IT'S ENOUGH of a violation to be burglarized. But whatabout being robbed during your son's funeral? Someone stole $16,000 worth ofbelongings from Sherry Hill's New Orleans house while her son, Patriots linemanMarquise Hill, who drowned on Memorial Day weekend, was being laid to rest.Police say the timing wasn't an accident. "Everyone knew his funeral was onthat date," said a spokesman.
Punishment of the Week

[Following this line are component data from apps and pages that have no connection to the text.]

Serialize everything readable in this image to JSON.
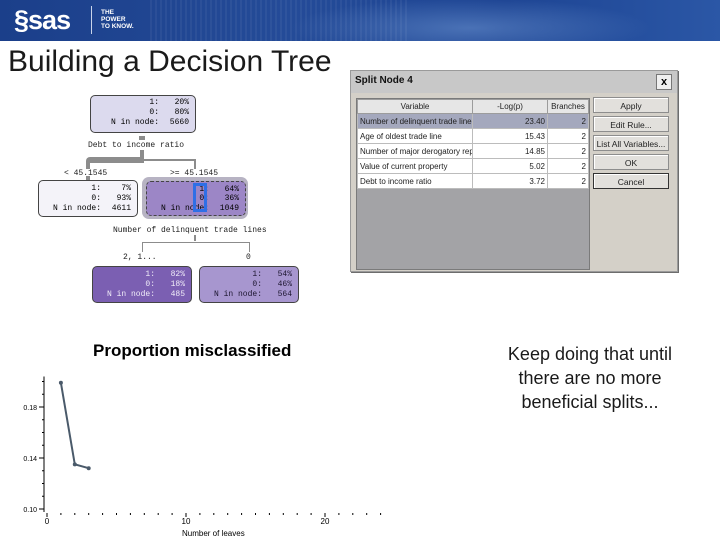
{
  "banner": {
    "logo_text": "sas",
    "tagline": [
      "THE",
      "POWER",
      "TO KNOW."
    ]
  },
  "slide": {
    "title": "Building a Decision Tree",
    "note": "Keep doing that until there are no more beneficial splits..."
  },
  "tree": {
    "root": {
      "rows": [
        [
          "1:",
          "20%"
        ],
        [
          "0:",
          "80%"
        ],
        [
          "N in node:",
          "5660"
        ]
      ],
      "split_variable": "Debt to income ratio"
    },
    "left_branch_label": "< 45.1545",
    "right_branch_label": ">= 45.1545",
    "left": {
      "rows": [
        [
          "1:",
          "7%"
        ],
        [
          "0:",
          "93%"
        ],
        [
          "N in node:",
          "4611"
        ]
      ]
    },
    "right": {
      "rows": [
        [
          "1:",
          "64%"
        ],
        [
          "0:",
          "36%"
        ],
        [
          "N in node:",
          "1049"
        ]
      ],
      "split_variable": "Number of delinquent trade lines"
    },
    "right_left_branch_label": "2, 1...",
    "right_right_branch_label": "0",
    "right_left": {
      "rows": [
        [
          "1:",
          "82%"
        ],
        [
          "0:",
          "18%"
        ],
        [
          "N in node:",
          "485"
        ]
      ]
    },
    "right_right": {
      "rows": [
        [
          "1:",
          "54%"
        ],
        [
          "0:",
          "46%"
        ],
        [
          "N in node:",
          "564"
        ]
      ]
    },
    "colors": {
      "root": "#dcdaee",
      "left": "#f4f3f9",
      "right": "#9c86c6",
      "right_left": "#7b5fb2",
      "right_right": "#a796cf",
      "highlight": "#2f6fe6"
    }
  },
  "dialog": {
    "title": "Split Node 4",
    "close_label": "x",
    "columns": [
      "Variable",
      "-Log(p)",
      "Branches"
    ],
    "rows": [
      {
        "variable": "Number of delinquent trade lines",
        "logp": "23.40",
        "branches": "2",
        "selected": true
      },
      {
        "variable": "Age of oldest trade line",
        "logp": "15.43",
        "branches": "2",
        "selected": false
      },
      {
        "variable": "Number of major derogatory reports",
        "logp": "14.85",
        "branches": "2",
        "selected": false
      },
      {
        "variable": "Value of current property",
        "logp": "5.02",
        "branches": "2",
        "selected": false
      },
      {
        "variable": "Debt to income ratio",
        "logp": "3.72",
        "branches": "2",
        "selected": false
      }
    ],
    "buttons": {
      "apply": "Apply",
      "edit_rule": "Edit Rule...",
      "list_all": "List All Variables...",
      "ok": "OK",
      "cancel": "Cancel"
    }
  },
  "chart_data": {
    "type": "line",
    "title": "Proportion misclassified",
    "xlabel": "Number of leaves",
    "ylabel": "",
    "x": [
      1,
      2,
      3
    ],
    "series": [
      {
        "name": "Proportion misclassified",
        "values": [
          0.199,
          0.135,
          0.132
        ],
        "color": "#4a5a6a"
      }
    ],
    "xlim": [
      0,
      30
    ],
    "ylim": [
      0.1,
      0.2
    ],
    "xticks": [
      0,
      10,
      20
    ],
    "yticks": [
      0.1,
      0.14,
      0.18
    ],
    "ytick_labels": [
      "0.10",
      "0.14",
      "0.18"
    ],
    "xtick_labels": [
      "0",
      "10",
      "20"
    ],
    "grid": false
  }
}
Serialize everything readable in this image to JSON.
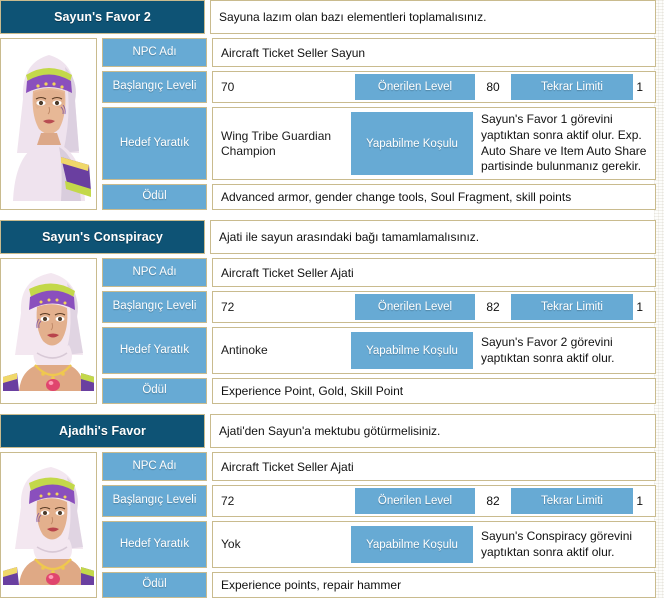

MIKE MURRAY, the P.A. announcer for the Reno Silver Soxof the independent Golden Baseball League, got a refresher course in the GoldenRule. Murray, 31, was ejected for playing an antiump Bob Uecker line from MajorLeague, and the next day he had to walk a mile in blue shoes: The league madehim work an inning as the third base umpire. Said Murray, "I never evencalled a T-ball game before."